If you’ve been contemplating which costume to get your kiddo for Halloween, you might want to put a pause on your purchase. The Centers for Disease Control (CDC) are now advising against traditional trick-or-treating, no matter what state you live in. Thankfully, though the CDC’s Halloween guidelines do allow for some hauntingly good fun, but you’ll need to be creative.
As if kids didn’t have it hard enough this year, what with the sudden halt of in-school instruction in the spring, and not being able to see friends and family as they normally would, now it seems that Halloween is also more of a trick…and less of a treat. Sensing that Halloween might become a super spreader event, the CDC’s Halloween guidelines urge beloved traditions (like trick or treating) to be curtailed this year. “Many traditional Halloween activities can be high-risk for spreading viruses. There are several safer, alternative ways to participate in Halloween,” says the CDC on its official site.
Activities that you can do on All Hallow’s Eve are listed on the CDC’s website in order of low, medium, and high-risk. And as you can imagine, traditional trick-or-treating ranks right up there as the highest-risk activity you and your kiddos can participate in on Halloween, no matter where you reside. Sadly, substitutes likes trunk-or-treat (in which you open your trunk and hand out treats from your car), is also a big no-no, as is going to an indoor costume party, or even going on a haunted hayride.

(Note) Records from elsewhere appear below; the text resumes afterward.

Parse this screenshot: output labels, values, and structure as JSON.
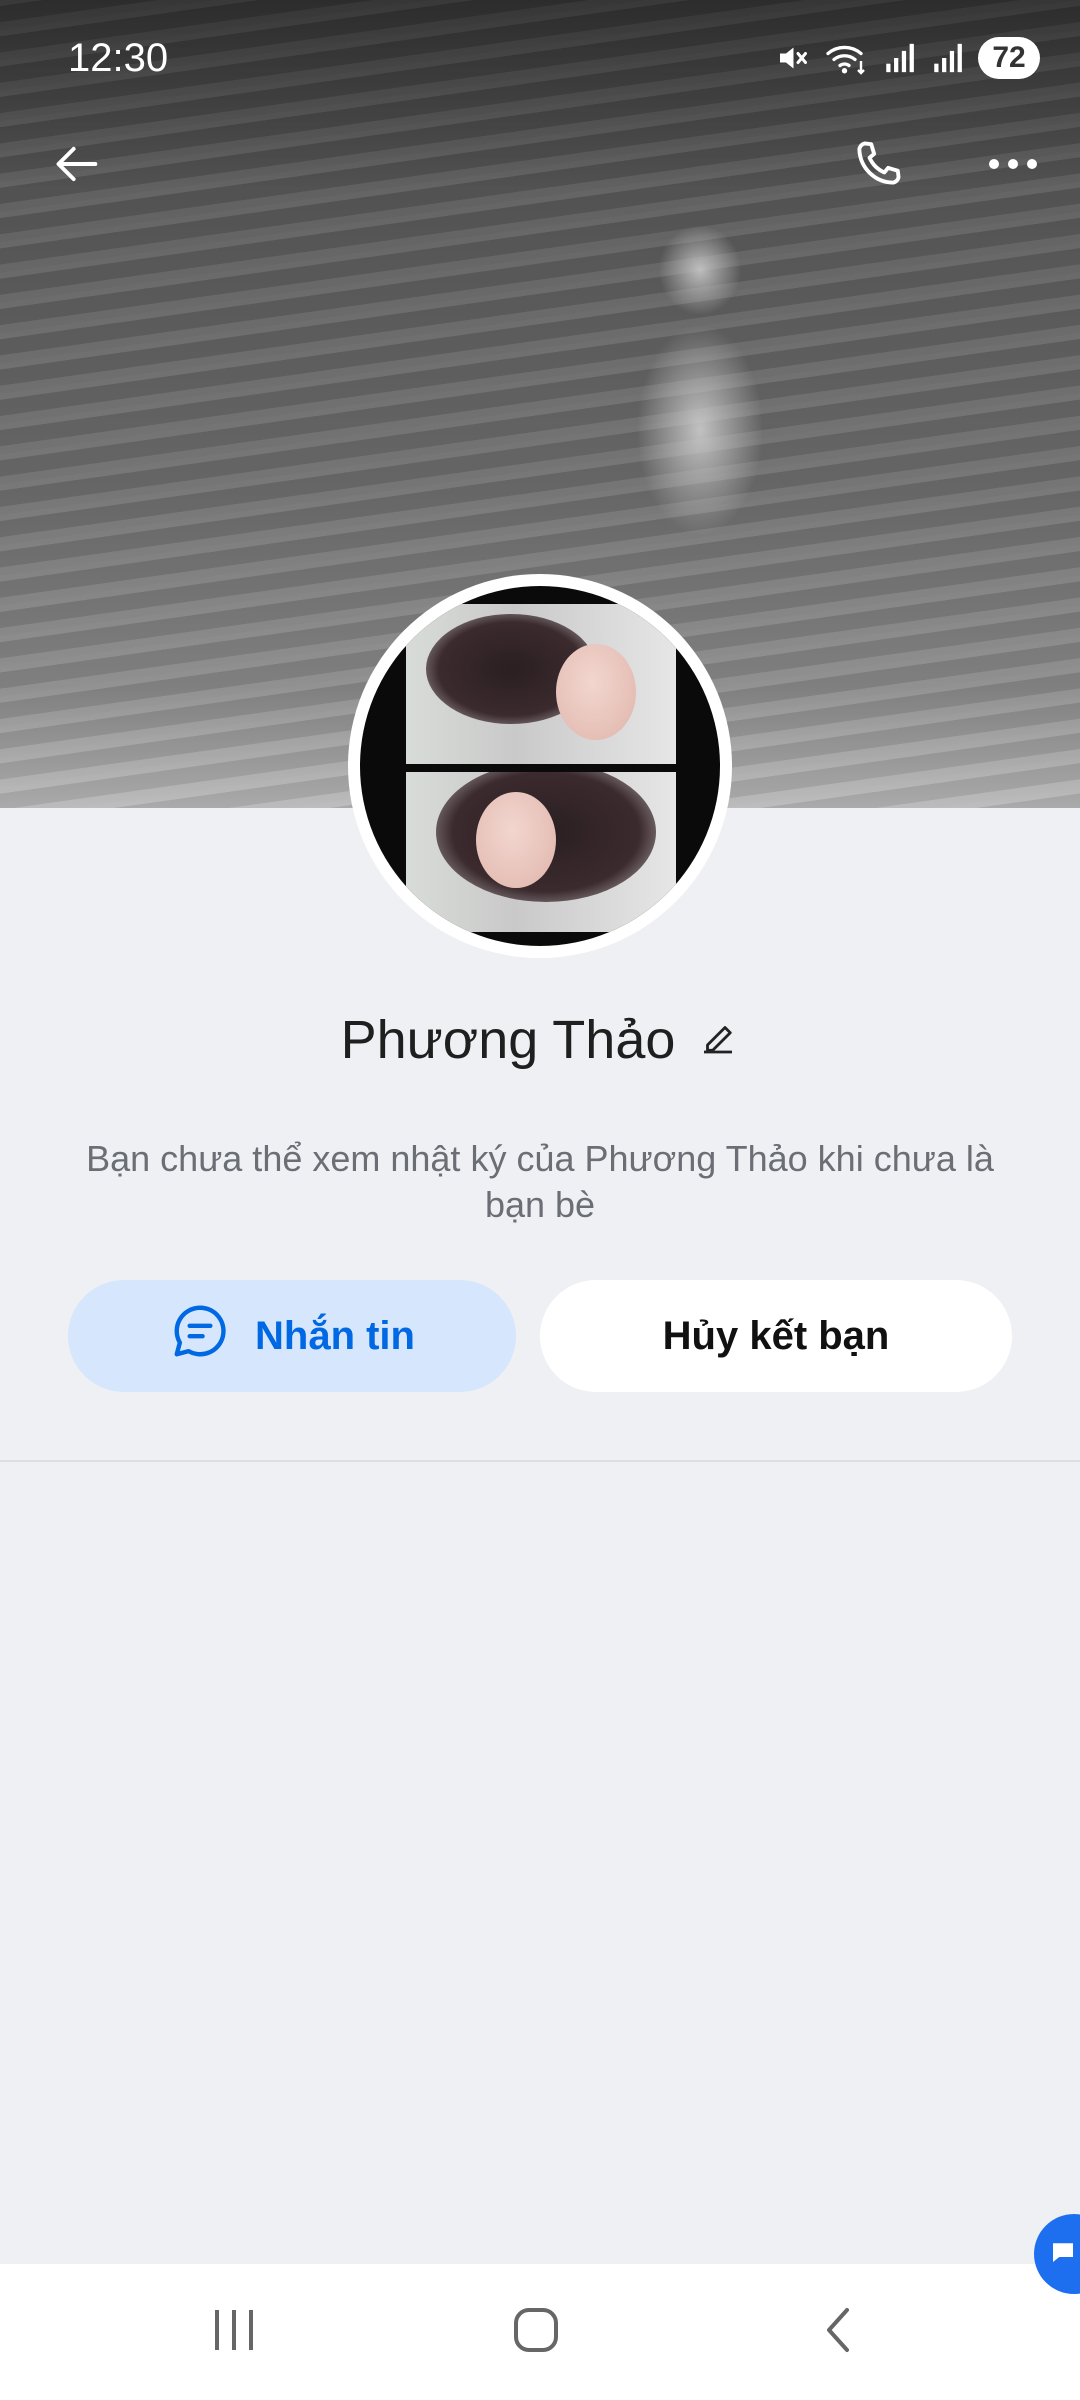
{
  "status_bar": {
    "time": "12:30",
    "battery": "72",
    "icons": [
      "mute-icon",
      "wifi-icon",
      "signal-icon",
      "signal-icon"
    ]
  },
  "nav": {
    "back_icon": "back-arrow-icon",
    "call_icon": "phone-icon",
    "more_icon": "more-dots-icon"
  },
  "profile": {
    "name": "Phương Thảo",
    "edit_icon": "pencil-icon",
    "notice": "Bạn chưa thể xem nhật ký của Phương Thảo khi chưa là bạn bè"
  },
  "actions": {
    "message_label": "Nhắn tin",
    "unfriend_label": "Hủy kết bạn"
  },
  "colors": {
    "accent": "#0068e3",
    "message_button_bg": "#d6e7fd",
    "page_bg": "#eef0f4"
  },
  "system_nav": [
    "recents-icon",
    "home-icon",
    "back-icon"
  ]
}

While it might seem like COVID-19 is cancelling Halloween, it really isn’t. With some creativity, you can come up with ways to still celebrate the spooktacular holiday—and have fun, too. For example, the CDC cites carving and decorating pumpkins, decorating your house for Halloween, or even doing a howlingly fun scavenger hunt can all be great ways to stay in the spirit of the holiday — and still stay safe, especially if your area is affected by the virus. (And if you test positive or believe that you might have been exposed to the virus, you should stay home and skip Halloween-oriented activities like trick-or-treating or handing out candy to kids.)
But let’s say that you live in a community where the case numbers are low. If all of your neighbors are on board with the idea, the CDC suggests: “participating in a one-way trick-or-treating where individually wrapped goodie bags are lined up for families to grab and go while continuing to social distance (such as at the end of a driveway or at the edge of a yard).” Of course, if you’re the one prepping the party bags, you should make sure that your hands are super clean by washing them for at least 20 seconds before and after making the bags, the CDC advises. You can even have an outdoor Halloween movie night, but if your sibling is going to howl their head off during a scary scene, just make sure that there’s more than six feet of distance between people, since respiratory droplets can travel farther than six feet when someone is screaming.
Although Halloween 2020 might be very different from past holidays, there’s still plenty of reasons (and ways!) to celebrate. So dress up in your creepiest costumes, get the candy ready, and have fun together as a family. You never know — you might create new traditions that you’ll cherish for years to come.